Go over the data and keep only the lines that include "QIqhEa".
********************
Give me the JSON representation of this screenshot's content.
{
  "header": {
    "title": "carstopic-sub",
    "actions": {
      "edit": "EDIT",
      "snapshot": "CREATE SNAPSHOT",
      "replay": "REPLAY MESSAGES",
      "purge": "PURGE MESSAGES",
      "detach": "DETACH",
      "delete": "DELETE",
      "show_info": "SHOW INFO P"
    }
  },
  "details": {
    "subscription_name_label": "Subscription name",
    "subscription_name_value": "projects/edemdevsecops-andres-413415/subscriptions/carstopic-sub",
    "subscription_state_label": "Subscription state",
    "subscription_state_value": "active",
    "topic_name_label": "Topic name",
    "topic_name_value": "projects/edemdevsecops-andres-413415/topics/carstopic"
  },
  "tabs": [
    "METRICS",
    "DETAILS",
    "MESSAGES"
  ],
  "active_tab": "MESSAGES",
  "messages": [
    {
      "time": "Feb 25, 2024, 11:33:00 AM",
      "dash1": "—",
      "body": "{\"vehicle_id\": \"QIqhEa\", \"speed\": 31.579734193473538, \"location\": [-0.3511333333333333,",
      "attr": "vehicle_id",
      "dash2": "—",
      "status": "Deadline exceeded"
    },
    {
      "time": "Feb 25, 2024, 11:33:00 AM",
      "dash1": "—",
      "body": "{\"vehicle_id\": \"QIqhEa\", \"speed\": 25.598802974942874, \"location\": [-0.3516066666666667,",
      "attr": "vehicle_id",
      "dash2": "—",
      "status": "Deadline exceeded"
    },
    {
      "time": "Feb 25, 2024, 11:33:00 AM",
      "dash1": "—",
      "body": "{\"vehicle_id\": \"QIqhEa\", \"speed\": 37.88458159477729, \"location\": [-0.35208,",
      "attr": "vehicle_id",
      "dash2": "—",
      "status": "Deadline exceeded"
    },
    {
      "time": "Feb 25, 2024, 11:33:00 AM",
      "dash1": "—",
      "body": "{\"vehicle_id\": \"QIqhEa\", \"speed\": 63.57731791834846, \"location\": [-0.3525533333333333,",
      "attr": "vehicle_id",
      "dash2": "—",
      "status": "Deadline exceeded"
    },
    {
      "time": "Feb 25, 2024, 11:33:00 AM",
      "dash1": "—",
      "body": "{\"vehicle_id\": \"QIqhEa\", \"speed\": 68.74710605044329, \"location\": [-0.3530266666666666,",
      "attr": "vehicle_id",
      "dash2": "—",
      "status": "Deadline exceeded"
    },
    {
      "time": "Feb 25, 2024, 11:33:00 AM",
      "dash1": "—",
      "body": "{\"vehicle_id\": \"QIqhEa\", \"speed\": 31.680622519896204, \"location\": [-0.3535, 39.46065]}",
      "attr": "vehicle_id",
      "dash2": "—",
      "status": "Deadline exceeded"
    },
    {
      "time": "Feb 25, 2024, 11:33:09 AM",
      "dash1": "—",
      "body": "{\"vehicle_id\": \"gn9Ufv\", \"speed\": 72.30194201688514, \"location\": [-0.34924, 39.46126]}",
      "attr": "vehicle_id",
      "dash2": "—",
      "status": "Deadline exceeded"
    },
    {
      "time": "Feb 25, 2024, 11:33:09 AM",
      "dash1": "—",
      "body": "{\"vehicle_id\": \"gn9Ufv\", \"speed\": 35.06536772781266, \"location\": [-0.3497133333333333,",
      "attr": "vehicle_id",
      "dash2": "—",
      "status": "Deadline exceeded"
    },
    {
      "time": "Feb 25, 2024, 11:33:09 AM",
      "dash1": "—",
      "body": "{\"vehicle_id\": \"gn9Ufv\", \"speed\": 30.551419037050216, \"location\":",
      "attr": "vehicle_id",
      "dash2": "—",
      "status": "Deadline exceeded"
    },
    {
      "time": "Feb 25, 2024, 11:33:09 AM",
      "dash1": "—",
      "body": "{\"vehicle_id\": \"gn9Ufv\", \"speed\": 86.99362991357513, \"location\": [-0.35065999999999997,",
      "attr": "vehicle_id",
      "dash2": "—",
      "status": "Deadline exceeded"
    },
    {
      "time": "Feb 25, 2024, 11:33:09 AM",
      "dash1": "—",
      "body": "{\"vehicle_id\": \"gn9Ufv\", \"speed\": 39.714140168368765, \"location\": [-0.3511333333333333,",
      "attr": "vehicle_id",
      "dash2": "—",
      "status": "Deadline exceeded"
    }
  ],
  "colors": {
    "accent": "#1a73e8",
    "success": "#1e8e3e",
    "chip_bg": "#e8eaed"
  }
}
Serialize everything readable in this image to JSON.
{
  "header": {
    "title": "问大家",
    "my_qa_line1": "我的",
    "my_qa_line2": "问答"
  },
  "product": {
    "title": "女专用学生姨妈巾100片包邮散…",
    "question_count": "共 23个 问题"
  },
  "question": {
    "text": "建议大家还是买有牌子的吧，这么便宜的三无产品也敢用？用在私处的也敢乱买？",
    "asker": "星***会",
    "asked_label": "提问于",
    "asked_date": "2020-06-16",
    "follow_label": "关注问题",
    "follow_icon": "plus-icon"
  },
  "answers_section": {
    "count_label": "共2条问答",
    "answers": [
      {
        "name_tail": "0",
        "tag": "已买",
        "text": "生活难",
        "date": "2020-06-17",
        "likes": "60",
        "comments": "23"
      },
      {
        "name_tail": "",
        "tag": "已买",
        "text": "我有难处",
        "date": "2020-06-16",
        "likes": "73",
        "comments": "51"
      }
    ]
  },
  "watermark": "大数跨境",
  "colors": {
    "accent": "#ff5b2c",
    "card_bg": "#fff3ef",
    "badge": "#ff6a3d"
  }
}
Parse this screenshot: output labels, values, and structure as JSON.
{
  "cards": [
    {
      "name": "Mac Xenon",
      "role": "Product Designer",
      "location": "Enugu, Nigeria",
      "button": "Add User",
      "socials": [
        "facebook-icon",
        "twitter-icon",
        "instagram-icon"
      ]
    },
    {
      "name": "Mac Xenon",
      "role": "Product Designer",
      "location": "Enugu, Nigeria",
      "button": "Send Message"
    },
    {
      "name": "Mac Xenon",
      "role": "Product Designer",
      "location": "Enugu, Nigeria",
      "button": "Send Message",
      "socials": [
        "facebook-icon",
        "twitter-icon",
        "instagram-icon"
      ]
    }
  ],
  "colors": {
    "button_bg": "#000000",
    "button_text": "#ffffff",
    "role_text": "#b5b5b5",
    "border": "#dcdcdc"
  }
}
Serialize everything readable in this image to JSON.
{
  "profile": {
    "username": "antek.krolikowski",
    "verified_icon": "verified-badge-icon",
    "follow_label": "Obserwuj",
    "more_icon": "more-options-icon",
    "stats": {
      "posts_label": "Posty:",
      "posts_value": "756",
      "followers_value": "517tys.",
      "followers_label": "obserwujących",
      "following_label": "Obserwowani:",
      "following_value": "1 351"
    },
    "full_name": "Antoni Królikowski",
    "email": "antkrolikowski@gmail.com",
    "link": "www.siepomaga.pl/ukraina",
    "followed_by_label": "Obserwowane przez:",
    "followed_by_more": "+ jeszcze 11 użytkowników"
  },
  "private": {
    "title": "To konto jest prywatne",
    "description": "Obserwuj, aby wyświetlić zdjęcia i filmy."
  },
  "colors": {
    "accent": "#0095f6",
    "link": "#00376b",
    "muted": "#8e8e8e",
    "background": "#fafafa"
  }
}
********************
### Result for this exercise
      "body": "{\"vehicle_id\": \"QIqhEa\", \"speed\": 31.579734193473538, \"location\": [-0.3511333333333333,",
      "body": "{\"vehicle_id\": \"QIqhEa\", \"speed\": 25.598802974942874, \"location\": [-0.3516066666666667,",
      "body": "{\"vehicle_id\": \"QIqhEa\", \"speed\": 37.88458159477729, \"location\": [-0.35208,",
      "body": "{\"vehicle_id\": \"QIqhEa\", \"speed\": 63.57731791834846, \"location\": [-0.3525533333333333,",
      "body": "{\"vehicle_id\": \"QIqhEa\", \"speed\": 68.74710605044329, \"location\": [-0.3530266666666666,",
      "body": "{\"vehicle_id\": \"QIqhEa\", \"speed\": 31.680622519896204, \"location\": [-0.3535, 39.46065]}",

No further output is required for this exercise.